EXERCISE MATERIAL section start

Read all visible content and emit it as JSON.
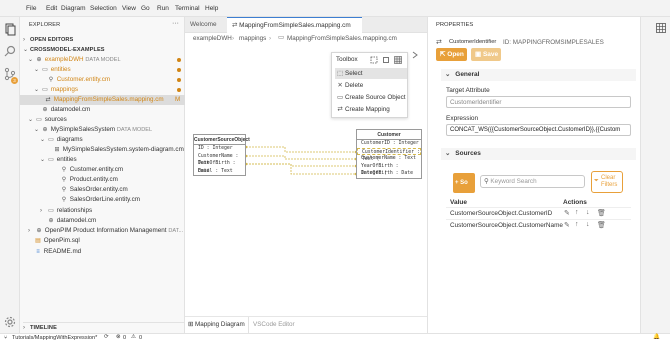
{
  "menu": [
    "File",
    "Edit",
    "Diagram",
    "Selection",
    "View",
    "Go",
    "Run",
    "Terminal",
    "Help"
  ],
  "explorer": {
    "title": "EXPLORER",
    "more": "···",
    "open_editors": "OPEN EDITORS",
    "workspace": "CROSSMODEL-EXAMPLES",
    "timeline": "TIMELINE",
    "tree": {
      "exampleDWH": "exampleDWH",
      "exampleDWH_tag": "DATA MODEL",
      "entities": "entities",
      "customer_entity": "Customer.entity.cm",
      "mappings": "mappings",
      "mapping_file": "MappingFromSimpleSales.mapping.cm",
      "mapping_badge": "M",
      "datamodel": "datamodel.cm",
      "sources": "sources",
      "mysimple": "MySimpleSalesSystem",
      "mysimple_tag": "DATA MODEL",
      "diagrams": "diagrams",
      "system_diagram": "MySimpleSalesSystem.system-diagram.cm",
      "entities2": "entities",
      "e_customer": "Customer.entity.cm",
      "e_product": "Product.entity.cm",
      "e_salesorder": "SalesOrder.entity.cm",
      "e_salesorderline": "SalesOrderLine.entity.cm",
      "relationships": "relationships",
      "datamodel2": "datamodel.cm",
      "openpim": "OpenPIM Product Information Management",
      "openpim_tag": "DAT...",
      "openpim_sql": "OpenPim.sql",
      "readme": "README.md"
    }
  },
  "editor": {
    "tab_welcome": "Welcome",
    "tab_mapping": "MappingFromSimpleSales.mapping.cm",
    "tab_mapping_badge": "M",
    "breadcrumb": [
      "exampleDWH",
      "mappings",
      "MappingFromSimpleSales.mapping.cm"
    ],
    "bottom_tab_diagram": "Mapping Diagram",
    "bottom_tab_editor": "VSCode Editor"
  },
  "toolbox": {
    "title": "Toolbox",
    "items": [
      "Select",
      "Delete",
      "Create Source Object",
      "Create Mapping"
    ]
  },
  "diagram": {
    "source": {
      "title": "CustomerSourceObject",
      "attrs": [
        "ID : Integer",
        "CustomerName : Text",
        "DateOfBirth : Date",
        "Email : Text"
      ]
    },
    "target": {
      "title": "Customer",
      "attrs": [
        "CustomerID : Integer",
        "CustomerIdentifier : Text (",
        "CustomerName : Text",
        "YearOfBirth : Integer (",
        "DateOfBirth : Date"
      ]
    }
  },
  "properties": {
    "title": "PROPERTIES",
    "element_name": "CustomerIdentifier",
    "element_id": "ID: MAPPINGFROMSIMPLESALES",
    "open_btn": "Open",
    "save_btn": "Save",
    "general_header": "General",
    "target_attr_label": "Target Attribute",
    "target_attr_value": "CustomerIdentifier",
    "expression_label": "Expression",
    "expression_value": "CONCAT_WS({{CustomerSourceObject.CustomerID}},{{Custom",
    "sources_header": "Sources",
    "add_src_btn": "+ So",
    "keyword_placeholder": "Keyword Search",
    "clear_filters": "Clear Filters",
    "col_value": "Value",
    "col_actions": "Actions",
    "rows": [
      "CustomerSourceObject.CustomerID",
      "CustomerSourceObject.CustomerName"
    ]
  },
  "status": {
    "branch": "Tutorials/MappingWithExpression*",
    "errors": "0",
    "warnings": "0"
  },
  "colors": {
    "accent_orange": "#e8a03a",
    "save_disabled": "#f0c98a",
    "link_blue": "#3d7ed1",
    "modified_orange": "#d18616"
  }
}
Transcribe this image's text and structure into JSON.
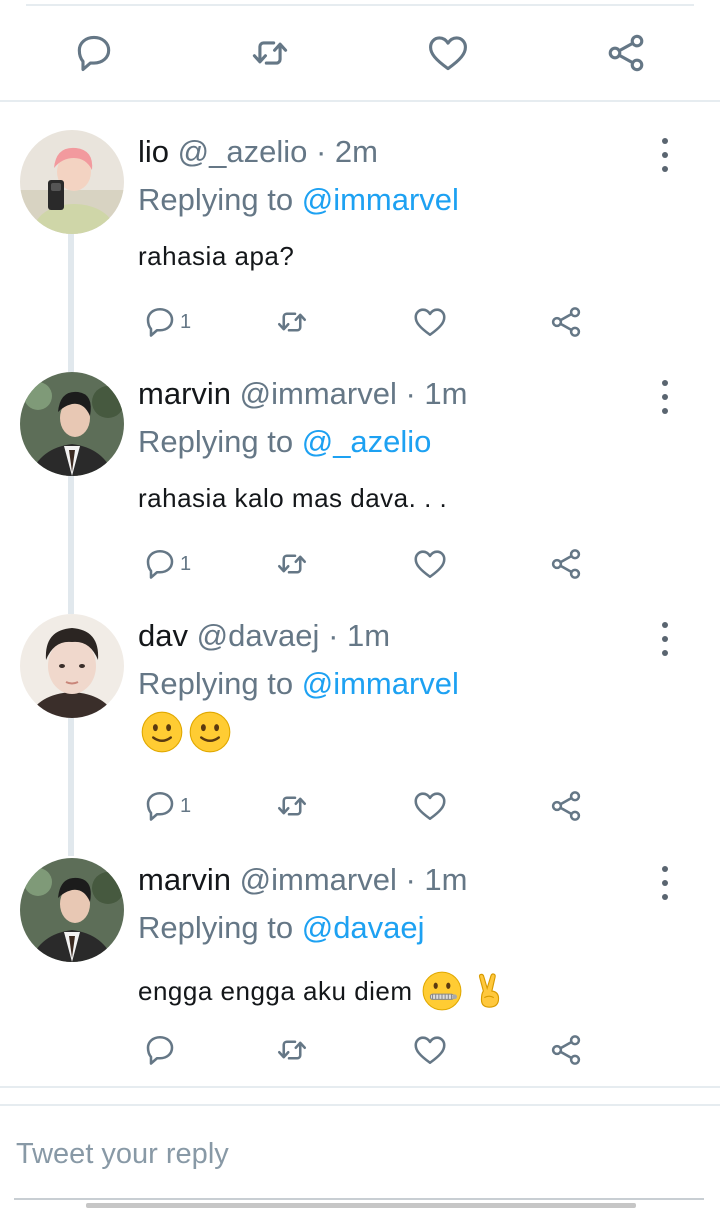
{
  "tweet_actions": [
    "reply-icon",
    "retweet-icon",
    "like-icon",
    "share-icon"
  ],
  "colors": {
    "mention": "#1da1f2",
    "secondary_text": "#657786",
    "icon": "#657786",
    "thread_line": "#e1e8ed"
  },
  "replies": [
    {
      "name": "lio",
      "handle": "@_azelio",
      "time": "· 2m",
      "replying_prefix": "Replying to",
      "replying_to": "@immarvel",
      "text": "rahasia apa?",
      "reply_count": "1"
    },
    {
      "name": "marvin",
      "handle": "@immarvel",
      "time": "· 1m",
      "replying_prefix": "Replying to",
      "replying_to": "@_azelio",
      "text": "rahasia kalo mas dava. . .",
      "reply_count": "1"
    },
    {
      "name": "dav",
      "handle": "@davaej",
      "time": "· 1m",
      "replying_prefix": "Replying to",
      "replying_to": "@immarvel",
      "text": "",
      "emoji": [
        "slightly-smiling-face",
        "slightly-smiling-face"
      ],
      "reply_count": "1"
    },
    {
      "name": "marvin",
      "handle": "@immarvel",
      "time": "· 1m",
      "replying_prefix": "Replying to",
      "replying_to": "@davaej",
      "text": "engga engga aku diem",
      "emoji": [
        "zipper-mouth-face",
        "victory-hand"
      ],
      "reply_count": ""
    }
  ],
  "composer": {
    "placeholder": "Tweet your reply"
  }
}
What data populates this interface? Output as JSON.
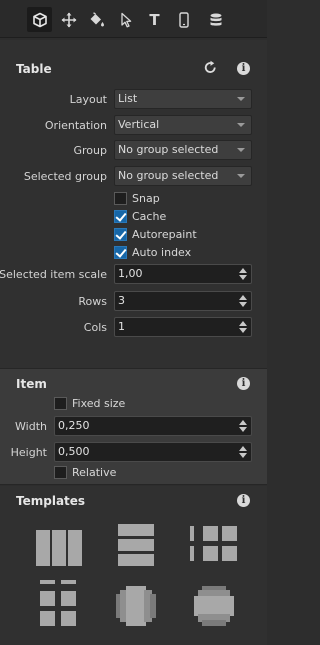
{
  "toolbar": {
    "tools": [
      {
        "icon": "cube-icon",
        "active": true
      },
      {
        "icon": "move-icon",
        "active": false
      },
      {
        "icon": "paint-bucket-icon",
        "active": false
      },
      {
        "icon": "pointer-icon",
        "active": false
      },
      {
        "icon": "text-icon",
        "active": false
      },
      {
        "icon": "phone-icon",
        "active": false
      },
      {
        "icon": "database-icon",
        "active": false
      }
    ],
    "tool_glyph_text": "T"
  },
  "table": {
    "title": "Table",
    "layout_label": "Layout",
    "layout_value": "List",
    "orientation_label": "Orientation",
    "orientation_value": "Vertical",
    "group_label": "Group",
    "group_value": "No group selected",
    "selected_group_label": "Selected group",
    "selected_group_value": "No group selected",
    "snap_label": "Snap",
    "snap_checked": false,
    "cache_label": "Cache",
    "cache_checked": true,
    "autorepaint_label": "Autorepaint",
    "autorepaint_checked": true,
    "autoindex_label": "Auto index",
    "autoindex_checked": true,
    "item_scale_label": "Selected item scale",
    "item_scale_value": "1,00",
    "rows_label": "Rows",
    "rows_value": "3",
    "cols_label": "Cols",
    "cols_value": "1"
  },
  "item": {
    "title": "Item",
    "fixed_size_label": "Fixed size",
    "fixed_size_checked": false,
    "width_label": "Width",
    "width_value": "0,250",
    "height_label": "Height",
    "height_value": "0,500",
    "relative_label": "Relative",
    "relative_checked": false
  },
  "templates": {
    "title": "Templates",
    "items": [
      "three-columns-template",
      "three-rows-template",
      "two-by-three-grid-template",
      "three-by-two-grid-template",
      "horizontal-stack-template",
      "vertical-stack-template"
    ]
  },
  "info_glyph": "i",
  "colors": {
    "accent": "#1767a8",
    "panel": "#303030",
    "item_panel": "#3b3b3b",
    "template_fill": "#a8a8a8"
  }
}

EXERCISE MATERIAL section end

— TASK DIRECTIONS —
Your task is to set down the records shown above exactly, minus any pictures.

— RESPONSE TO THE EXERCISE —
Read all visible content and emit it as JSON.
{
  "menu": [
    "File",
    "Edit",
    "Diagram",
    "Selection",
    "View",
    "Go",
    "Run",
    "Terminal",
    "Help"
  ],
  "explorer": {
    "title": "EXPLORER",
    "more": "···",
    "open_editors": "OPEN EDITORS",
    "workspace": "CROSSMODEL-EXAMPLES",
    "timeline": "TIMELINE",
    "tree": {
      "exampleDWH": "exampleDWH",
      "exampleDWH_tag": "DATA MODEL",
      "entities": "entities",
      "customer_entity": "Customer.entity.cm",
      "mappings": "mappings",
      "mapping_file": "MappingFromSimpleSales.mapping.cm",
      "mapping_badge": "M",
      "datamodel": "datamodel.cm",
      "sources": "sources",
      "mysimple": "MySimpleSalesSystem",
      "mysimple_tag": "DATA MODEL",
      "diagrams": "diagrams",
      "system_diagram": "MySimpleSalesSystem.system-diagram.cm",
      "entities2": "entities",
      "e_customer": "Customer.entity.cm",
      "e_product": "Product.entity.cm",
      "e_salesorder": "SalesOrder.entity.cm",
      "e_salesorderline": "SalesOrderLine.entity.cm",
      "relationships": "relationships",
      "datamodel2": "datamodel.cm",
      "openpim": "OpenPIM Product Information Management",
      "openpim_tag": "DAT...",
      "openpim_sql": "OpenPim.sql",
      "readme": "README.md"
    }
  },
  "editor": {
    "tab_welcome": "Welcome",
    "tab_mapping": "MappingFromSimpleSales.mapping.cm",
    "tab_mapping_badge": "M",
    "breadcrumb": [
      "exampleDWH",
      "mappings",
      "MappingFromSimpleSales.mapping.cm"
    ],
    "bottom_tab_diagram": "Mapping Diagram",
    "bottom_tab_editor": "VSCode Editor"
  },
  "toolbox": {
    "title": "Toolbox",
    "items": [
      "Select",
      "Delete",
      "Create Source Object",
      "Create Mapping"
    ]
  },
  "diagram": {
    "source": {
      "title": "CustomerSourceObject",
      "attrs": [
        "ID : Integer",
        "CustomerName : Text",
        "DateOfBirth : Date",
        "Email : Text"
      ]
    },
    "target": {
      "title": "Customer",
      "attrs": [
        "CustomerID : Integer",
        "CustomerIdentifier : Text (",
        "CustomerName : Text",
        "YearOfBirth : Integer (",
        "DateOfBirth : Date"
      ]
    }
  },
  "properties": {
    "title": "PROPERTIES",
    "element_name": "CustomerIdentifier",
    "element_id": "ID: MAPPINGFROMSIMPLESALES",
    "open_btn": "Open",
    "save_btn": "Save",
    "general_header": "General",
    "target_attr_label": "Target Attribute",
    "target_attr_value": "CustomerIdentifier",
    "expression_label": "Expression",
    "expression_value": "CONCAT_WS({{CustomerSourceObject.CustomerID}},{{Custom",
    "sources_header": "Sources",
    "add_src_btn": "+ So",
    "keyword_placeholder": "Keyword Search",
    "clear_filters": "Clear Filters",
    "col_value": "Value",
    "col_actions": "Actions",
    "rows": [
      "CustomerSourceObject.CustomerID",
      "CustomerSourceObject.CustomerName"
    ]
  },
  "status": {
    "branch": "Tutorials/MappingWithExpression*",
    "errors": "0",
    "warnings": "0"
  },
  "colors": {
    "accent_orange": "#e8a03a",
    "save_disabled": "#f0c98a",
    "link_blue": "#3d7ed1",
    "modified_orange": "#d18616"
  }
}
Transcribe this image's text and structure into JSON.
{
  "tweet_actions": [
    "reply-icon",
    "retweet-icon",
    "like-icon",
    "share-icon"
  ],
  "colors": {
    "mention": "#1da1f2",
    "secondary_text": "#657786",
    "icon": "#657786",
    "thread_line": "#e1e8ed"
  },
  "replies": [
    {
      "name": "lio",
      "handle": "@_azelio",
      "time": "· 2m",
      "replying_prefix": "Replying to",
      "replying_to": "@immarvel",
      "text": "rahasia apa?",
      "reply_count": "1"
    },
    {
      "name": "marvin",
      "handle": "@immarvel",
      "time": "· 1m",
      "replying_prefix": "Replying to",
      "replying_to": "@_azelio",
      "text": "rahasia kalo mas dava. . .",
      "reply_count": "1"
    },
    {
      "name": "dav",
      "handle": "@davaej",
      "time": "· 1m",
      "replying_prefix": "Replying to",
      "replying_to": "@immarvel",
      "text": "",
      "emoji": [
        "slightly-smiling-face",
        "slightly-smiling-face"
      ],
      "reply_count": "1"
    },
    {
      "name": "marvin",
      "handle": "@immarvel",
      "time": "· 1m",
      "replying_prefix": "Replying to",
      "replying_to": "@davaej",
      "text": "engga engga aku diem",
      "emoji": [
        "zipper-mouth-face",
        "victory-hand"
      ],
      "reply_count": ""
    }
  ],
  "composer": {
    "placeholder": "Tweet your reply"
  }
}
What data populates this interface? Output as JSON.
{
  "toolbar": {
    "tools": [
      {
        "icon": "cube-icon",
        "active": true
      },
      {
        "icon": "move-icon",
        "active": false
      },
      {
        "icon": "paint-bucket-icon",
        "active": false
      },
      {
        "icon": "pointer-icon",
        "active": false
      },
      {
        "icon": "text-icon",
        "active": false
      },
      {
        "icon": "phone-icon",
        "active": false
      },
      {
        "icon": "database-icon",
        "active": false
      }
    ],
    "tool_glyph_text": "T"
  },
  "table": {
    "title": "Table",
    "layout_label": "Layout",
    "layout_value": "List",
    "orientation_label": "Orientation",
    "orientation_value": "Vertical",
    "group_label": "Group",
    "group_value": "No group selected",
    "selected_group_label": "Selected group",
    "selected_group_value": "No group selected",
    "snap_label": "Snap",
    "snap_checked": false,
    "cache_label": "Cache",
    "cache_checked": true,
    "autorepaint_label": "Autorepaint",
    "autorepaint_checked": true,
    "autoindex_label": "Auto index",
    "autoindex_checked": true,
    "item_scale_label": "Selected item scale",
    "item_scale_value": "1,00",
    "rows_label": "Rows",
    "rows_value": "3",
    "cols_label": "Cols",
    "cols_value": "1"
  },
  "item": {
    "title": "Item",
    "fixed_size_label": "Fixed size",
    "fixed_size_checked": false,
    "width_label": "Width",
    "width_value": "0,250",
    "height_label": "Height",
    "height_value": "0,500",
    "relative_label": "Relative",
    "relative_checked": false
  },
  "templates": {
    "title": "Templates",
    "items": [
      "three-columns-template",
      "three-rows-template",
      "two-by-three-grid-template",
      "three-by-two-grid-template",
      "horizontal-stack-template",
      "vertical-stack-template"
    ]
  },
  "info_glyph": "i",
  "colors": {
    "accent": "#1767a8",
    "panel": "#303030",
    "item_panel": "#3b3b3b",
    "template_fill": "#a8a8a8"
  }
}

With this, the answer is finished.